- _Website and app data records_
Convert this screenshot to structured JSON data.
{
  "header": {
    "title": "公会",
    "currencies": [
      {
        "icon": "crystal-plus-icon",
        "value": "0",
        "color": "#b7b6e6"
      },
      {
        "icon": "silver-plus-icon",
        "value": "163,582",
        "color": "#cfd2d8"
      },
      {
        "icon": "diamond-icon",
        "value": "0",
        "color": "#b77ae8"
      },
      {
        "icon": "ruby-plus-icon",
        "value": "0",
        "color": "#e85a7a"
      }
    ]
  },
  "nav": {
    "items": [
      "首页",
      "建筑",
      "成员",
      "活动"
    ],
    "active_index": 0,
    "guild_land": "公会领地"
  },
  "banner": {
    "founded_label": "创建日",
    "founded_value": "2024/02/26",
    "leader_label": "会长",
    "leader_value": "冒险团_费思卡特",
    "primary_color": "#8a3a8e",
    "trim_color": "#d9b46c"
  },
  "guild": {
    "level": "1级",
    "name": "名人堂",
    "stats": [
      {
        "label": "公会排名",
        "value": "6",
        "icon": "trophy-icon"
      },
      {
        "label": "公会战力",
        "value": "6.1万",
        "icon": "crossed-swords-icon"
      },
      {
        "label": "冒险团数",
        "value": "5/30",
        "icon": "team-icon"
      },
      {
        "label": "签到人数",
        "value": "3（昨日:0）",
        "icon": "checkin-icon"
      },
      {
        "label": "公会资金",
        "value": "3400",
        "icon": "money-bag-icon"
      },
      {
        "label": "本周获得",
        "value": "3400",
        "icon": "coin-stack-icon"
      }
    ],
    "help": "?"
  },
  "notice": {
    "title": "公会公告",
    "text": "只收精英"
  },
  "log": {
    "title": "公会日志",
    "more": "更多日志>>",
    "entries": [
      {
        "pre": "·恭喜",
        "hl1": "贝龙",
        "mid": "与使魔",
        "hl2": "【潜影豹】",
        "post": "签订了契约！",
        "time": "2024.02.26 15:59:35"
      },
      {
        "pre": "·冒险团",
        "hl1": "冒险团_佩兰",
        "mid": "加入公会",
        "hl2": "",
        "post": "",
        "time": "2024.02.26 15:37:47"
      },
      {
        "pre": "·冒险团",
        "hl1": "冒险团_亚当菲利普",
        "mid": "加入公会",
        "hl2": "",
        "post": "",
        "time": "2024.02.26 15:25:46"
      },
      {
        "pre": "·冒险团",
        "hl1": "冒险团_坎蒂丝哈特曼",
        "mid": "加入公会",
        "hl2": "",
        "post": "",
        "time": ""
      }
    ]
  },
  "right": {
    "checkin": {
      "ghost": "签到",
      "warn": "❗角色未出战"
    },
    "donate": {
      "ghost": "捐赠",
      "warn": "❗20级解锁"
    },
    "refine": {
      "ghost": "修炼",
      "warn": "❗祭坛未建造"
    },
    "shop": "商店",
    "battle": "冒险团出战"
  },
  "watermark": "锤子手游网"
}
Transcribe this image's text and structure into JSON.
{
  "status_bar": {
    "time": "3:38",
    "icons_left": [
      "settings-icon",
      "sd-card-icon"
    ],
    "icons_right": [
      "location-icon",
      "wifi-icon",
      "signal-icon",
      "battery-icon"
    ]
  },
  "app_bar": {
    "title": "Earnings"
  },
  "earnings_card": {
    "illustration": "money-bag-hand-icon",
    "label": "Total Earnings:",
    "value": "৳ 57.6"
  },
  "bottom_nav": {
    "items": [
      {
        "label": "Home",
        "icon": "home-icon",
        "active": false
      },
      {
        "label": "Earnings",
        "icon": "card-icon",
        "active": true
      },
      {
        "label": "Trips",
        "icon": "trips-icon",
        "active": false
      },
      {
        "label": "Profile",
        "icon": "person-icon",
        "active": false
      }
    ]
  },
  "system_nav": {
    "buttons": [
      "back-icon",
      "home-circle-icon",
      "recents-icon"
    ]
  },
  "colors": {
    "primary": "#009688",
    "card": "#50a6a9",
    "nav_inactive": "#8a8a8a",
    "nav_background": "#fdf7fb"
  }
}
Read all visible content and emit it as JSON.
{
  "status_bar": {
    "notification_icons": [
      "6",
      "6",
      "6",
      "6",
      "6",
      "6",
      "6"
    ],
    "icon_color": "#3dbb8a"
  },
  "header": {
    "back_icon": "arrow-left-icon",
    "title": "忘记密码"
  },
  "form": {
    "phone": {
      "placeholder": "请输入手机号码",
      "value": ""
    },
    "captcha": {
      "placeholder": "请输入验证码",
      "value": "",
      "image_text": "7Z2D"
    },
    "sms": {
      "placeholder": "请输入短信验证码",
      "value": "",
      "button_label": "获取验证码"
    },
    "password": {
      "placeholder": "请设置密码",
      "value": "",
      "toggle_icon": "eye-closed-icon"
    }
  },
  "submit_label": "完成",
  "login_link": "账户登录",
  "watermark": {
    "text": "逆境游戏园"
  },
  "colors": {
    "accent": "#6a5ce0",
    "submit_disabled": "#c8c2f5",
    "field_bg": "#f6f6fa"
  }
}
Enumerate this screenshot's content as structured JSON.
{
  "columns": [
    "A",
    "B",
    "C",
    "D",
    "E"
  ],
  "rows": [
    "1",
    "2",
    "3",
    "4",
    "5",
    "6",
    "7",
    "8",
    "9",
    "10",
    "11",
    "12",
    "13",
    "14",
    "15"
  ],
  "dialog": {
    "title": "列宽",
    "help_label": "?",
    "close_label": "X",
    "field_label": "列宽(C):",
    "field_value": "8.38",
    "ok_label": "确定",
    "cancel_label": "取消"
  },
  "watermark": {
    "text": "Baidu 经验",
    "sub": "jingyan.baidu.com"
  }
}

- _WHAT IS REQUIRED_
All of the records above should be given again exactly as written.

- _OUTPUT FOR THIS TASK_
Convert this screenshot to structured JSON data.
{
  "header": {
    "title": "公会",
    "currencies": [
      {
        "icon": "crystal-plus-icon",
        "value": "0",
        "color": "#b7b6e6"
      },
      {
        "icon": "silver-plus-icon",
        "value": "163,582",
        "color": "#cfd2d8"
      },
      {
        "icon": "diamond-icon",
        "value": "0",
        "color": "#b77ae8"
      },
      {
        "icon": "ruby-plus-icon",
        "value": "0",
        "color": "#e85a7a"
      }
    ]
  },
  "nav": {
    "items": [
      "首页",
      "建筑",
      "成员",
      "活动"
    ],
    "active_index": 0,
    "guild_land": "公会领地"
  },
  "banner": {
    "founded_label": "创建日",
    "founded_value": "2024/02/26",
    "leader_label": "会长",
    "leader_value": "冒险团_费思卡特",
    "primary_color": "#8a3a8e",
    "trim_color": "#d9b46c"
  },
  "guild": {
    "level": "1级",
    "name": "名人堂",
    "stats": [
      {
        "label": "公会排名",
        "value": "6",
        "icon": "trophy-icon"
      },
      {
        "label": "公会战力",
        "value": "6.1万",
        "icon": "crossed-swords-icon"
      },
      {
        "label": "冒险团数",
        "value": "5/30",
        "icon": "team-icon"
      },
      {
        "label": "签到人数",
        "value": "3（昨日:0）",
        "icon": "checkin-icon"
      },
      {
        "label": "公会资金",
        "value": "3400",
        "icon": "money-bag-icon"
      },
      {
        "label": "本周获得",
        "value": "3400",
        "icon": "coin-stack-icon"
      }
    ],
    "help": "?"
  },
  "notice": {
    "title": "公会公告",
    "text": "只收精英"
  },
  "log": {
    "title": "公会日志",
    "more": "更多日志>>",
    "entries": [
      {
        "pre": "·恭喜",
        "hl1": "贝龙",
        "mid": "与使魔",
        "hl2": "【潜影豹】",
        "post": "签订了契约！",
        "time": "2024.02.26 15:59:35"
      },
      {
        "pre": "·冒险团",
        "hl1": "冒险团_佩兰",
        "mid": "加入公会",
        "hl2": "",
        "post": "",
        "time": "2024.02.26 15:37:47"
      },
      {
        "pre": "·冒险团",
        "hl1": "冒险团_亚当菲利普",
        "mid": "加入公会",
        "hl2": "",
        "post": "",
        "time": "2024.02.26 15:25:46"
      },
      {
        "pre": "·冒险团",
        "hl1": "冒险团_坎蒂丝哈特曼",
        "mid": "加入公会",
        "hl2": "",
        "post": "",
        "time": ""
      }
    ]
  },
  "right": {
    "checkin": {
      "ghost": "签到",
      "warn": "❗角色未出战"
    },
    "donate": {
      "ghost": "捐赠",
      "warn": "❗20级解锁"
    },
    "refine": {
      "ghost": "修炼",
      "warn": "❗祭坛未建造"
    },
    "shop": "商店",
    "battle": "冒险团出战"
  },
  "watermark": "锤子手游网"
}
Transcribe this image's text and structure into JSON.
{
  "status_bar": {
    "time": "3:38",
    "icons_left": [
      "settings-icon",
      "sd-card-icon"
    ],
    "icons_right": [
      "location-icon",
      "wifi-icon",
      "signal-icon",
      "battery-icon"
    ]
  },
  "app_bar": {
    "title": "Earnings"
  },
  "earnings_card": {
    "illustration": "money-bag-hand-icon",
    "label": "Total Earnings:",
    "value": "৳ 57.6"
  },
  "bottom_nav": {
    "items": [
      {
        "label": "Home",
        "icon": "home-icon",
        "active": false
      },
      {
        "label": "Earnings",
        "icon": "card-icon",
        "active": true
      },
      {
        "label": "Trips",
        "icon": "trips-icon",
        "active": false
      },
      {
        "label": "Profile",
        "icon": "person-icon",
        "active": false
      }
    ]
  },
  "system_nav": {
    "buttons": [
      "back-icon",
      "home-circle-icon",
      "recents-icon"
    ]
  },
  "colors": {
    "primary": "#009688",
    "card": "#50a6a9",
    "nav_inactive": "#8a8a8a",
    "nav_background": "#fdf7fb"
  }
}
Read all visible content and emit it as JSON.
{
  "status_bar": {
    "notification_icons": [
      "6",
      "6",
      "6",
      "6",
      "6",
      "6",
      "6"
    ],
    "icon_color": "#3dbb8a"
  },
  "header": {
    "back_icon": "arrow-left-icon",
    "title": "忘记密码"
  },
  "form": {
    "phone": {
      "placeholder": "请输入手机号码",
      "value": ""
    },
    "captcha": {
      "placeholder": "请输入验证码",
      "value": "",
      "image_text": "7Z2D"
    },
    "sms": {
      "placeholder": "请输入短信验证码",
      "value": "",
      "button_label": "获取验证码"
    },
    "password": {
      "placeholder": "请设置密码",
      "value": "",
      "toggle_icon": "eye-closed-icon"
    }
  },
  "submit_label": "完成",
  "login_link": "账户登录",
  "watermark": {
    "text": "逆境游戏园"
  },
  "colors": {
    "accent": "#6a5ce0",
    "submit_disabled": "#c8c2f5",
    "field_bg": "#f6f6fa"
  }
}
Enumerate this screenshot's content as structured JSON.
{
  "columns": [
    "A",
    "B",
    "C",
    "D",
    "E"
  ],
  "rows": [
    "1",
    "2",
    "3",
    "4",
    "5",
    "6",
    "7",
    "8",
    "9",
    "10",
    "11",
    "12",
    "13",
    "14",
    "15"
  ],
  "dialog": {
    "title": "列宽",
    "help_label": "?",
    "close_label": "X",
    "field_label": "列宽(C):",
    "field_value": "8.38",
    "ok_label": "确定",
    "cancel_label": "取消"
  },
  "watermark": {
    "text": "Baidu 经验",
    "sub": "jingyan.baidu.com"
  }
}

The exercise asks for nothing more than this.